=== Exercise materials ===

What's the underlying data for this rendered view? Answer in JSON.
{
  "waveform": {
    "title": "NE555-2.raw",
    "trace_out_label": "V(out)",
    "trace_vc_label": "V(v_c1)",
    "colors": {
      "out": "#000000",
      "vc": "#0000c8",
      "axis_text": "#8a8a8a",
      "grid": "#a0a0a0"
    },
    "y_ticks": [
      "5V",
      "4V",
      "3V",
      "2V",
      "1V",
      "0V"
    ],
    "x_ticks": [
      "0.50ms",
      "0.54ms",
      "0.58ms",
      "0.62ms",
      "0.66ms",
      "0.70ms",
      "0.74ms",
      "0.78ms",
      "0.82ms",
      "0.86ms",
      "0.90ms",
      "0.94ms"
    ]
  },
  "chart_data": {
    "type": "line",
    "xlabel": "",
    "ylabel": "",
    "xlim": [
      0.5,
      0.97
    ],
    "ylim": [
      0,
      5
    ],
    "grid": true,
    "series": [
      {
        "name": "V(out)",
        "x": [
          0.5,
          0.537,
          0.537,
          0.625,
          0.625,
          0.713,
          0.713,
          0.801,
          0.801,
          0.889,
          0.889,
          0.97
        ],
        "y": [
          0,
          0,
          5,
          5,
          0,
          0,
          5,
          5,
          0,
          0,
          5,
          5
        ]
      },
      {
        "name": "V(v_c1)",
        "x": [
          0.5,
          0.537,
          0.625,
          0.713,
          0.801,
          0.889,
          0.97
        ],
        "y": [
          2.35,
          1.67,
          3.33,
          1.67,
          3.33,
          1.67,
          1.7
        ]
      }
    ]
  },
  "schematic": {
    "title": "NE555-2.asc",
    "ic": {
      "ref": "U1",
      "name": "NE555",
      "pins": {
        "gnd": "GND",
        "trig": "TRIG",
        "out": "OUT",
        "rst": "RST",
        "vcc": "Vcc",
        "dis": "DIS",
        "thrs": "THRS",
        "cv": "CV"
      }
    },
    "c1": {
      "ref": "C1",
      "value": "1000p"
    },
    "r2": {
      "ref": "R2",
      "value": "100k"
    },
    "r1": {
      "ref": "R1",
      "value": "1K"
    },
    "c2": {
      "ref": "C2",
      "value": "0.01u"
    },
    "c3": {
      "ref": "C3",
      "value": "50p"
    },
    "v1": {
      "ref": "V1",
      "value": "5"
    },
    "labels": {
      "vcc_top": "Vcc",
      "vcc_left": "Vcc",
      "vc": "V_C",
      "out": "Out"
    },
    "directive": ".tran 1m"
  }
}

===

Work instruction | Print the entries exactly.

Answer to this problem |
What's the underlying data for this rendered view? Answer in JSON.
{
  "waveform": {
    "title": "NE555-2.raw",
    "trace_out_label": "V(out)",
    "trace_vc_label": "V(v_c1)",
    "colors": {
      "out": "#000000",
      "vc": "#0000c8",
      "axis_text": "#8a8a8a",
      "grid": "#a0a0a0"
    },
    "y_ticks": [
      "5V",
      "4V",
      "3V",
      "2V",
      "1V",
      "0V"
    ],
    "x_ticks": [
      "0.50ms",
      "0.54ms",
      "0.58ms",
      "0.62ms",
      "0.66ms",
      "0.70ms",
      "0.74ms",
      "0.78ms",
      "0.82ms",
      "0.86ms",
      "0.90ms",
      "0.94ms"
    ]
  },
  "chart_data": {
    "type": "line",
    "xlabel": "",
    "ylabel": "",
    "xlim": [
      0.5,
      0.97
    ],
    "ylim": [
      0,
      5
    ],
    "grid": true,
    "series": [
      {
        "name": "V(out)",
        "x": [
          0.5,
          0.537,
          0.537,
          0.625,
          0.625,
          0.713,
          0.713,
          0.801,
          0.801,
          0.889,
          0.889,
          0.97
        ],
        "y": [
          0,
          0,
          5,
          5,
          0,
          0,
          5,
          5,
          0,
          0,
          5,
          5
        ]
      },
      {
        "name": "V(v_c1)",
        "x": [
          0.5,
          0.537,
          0.625,
          0.713,
          0.801,
          0.889,
          0.97
        ],
        "y": [
          2.35,
          1.67,
          3.33,
          1.67,
          3.33,
          1.67,
          1.7
        ]
      }
    ]
  },
  "schematic": {
    "title": "NE555-2.asc",
    "ic": {
      "ref": "U1",
      "name": "NE555",
      "pins": {
        "gnd": "GND",
        "trig": "TRIG",
        "out": "OUT",
        "rst": "RST",
        "vcc": "Vcc",
        "dis": "DIS",
        "thrs": "THRS",
        "cv": "CV"
      }
    },
    "c1": {
      "ref": "C1",
      "value": "1000p"
    },
    "r2": {
      "ref": "R2",
      "value": "100k"
    },
    "r1": {
      "ref": "R1",
      "value": "1K"
    },
    "c2": {
      "ref": "C2",
      "value": "0.01u"
    },
    "c3": {
      "ref": "C3",
      "value": "50p"
    },
    "v1": {
      "ref": "V1",
      "value": "5"
    },
    "labels": {
      "vcc_top": "Vcc",
      "vcc_left": "Vcc",
      "vc": "V_C",
      "out": "Out"
    },
    "directive": ".tran 1m"
  }
}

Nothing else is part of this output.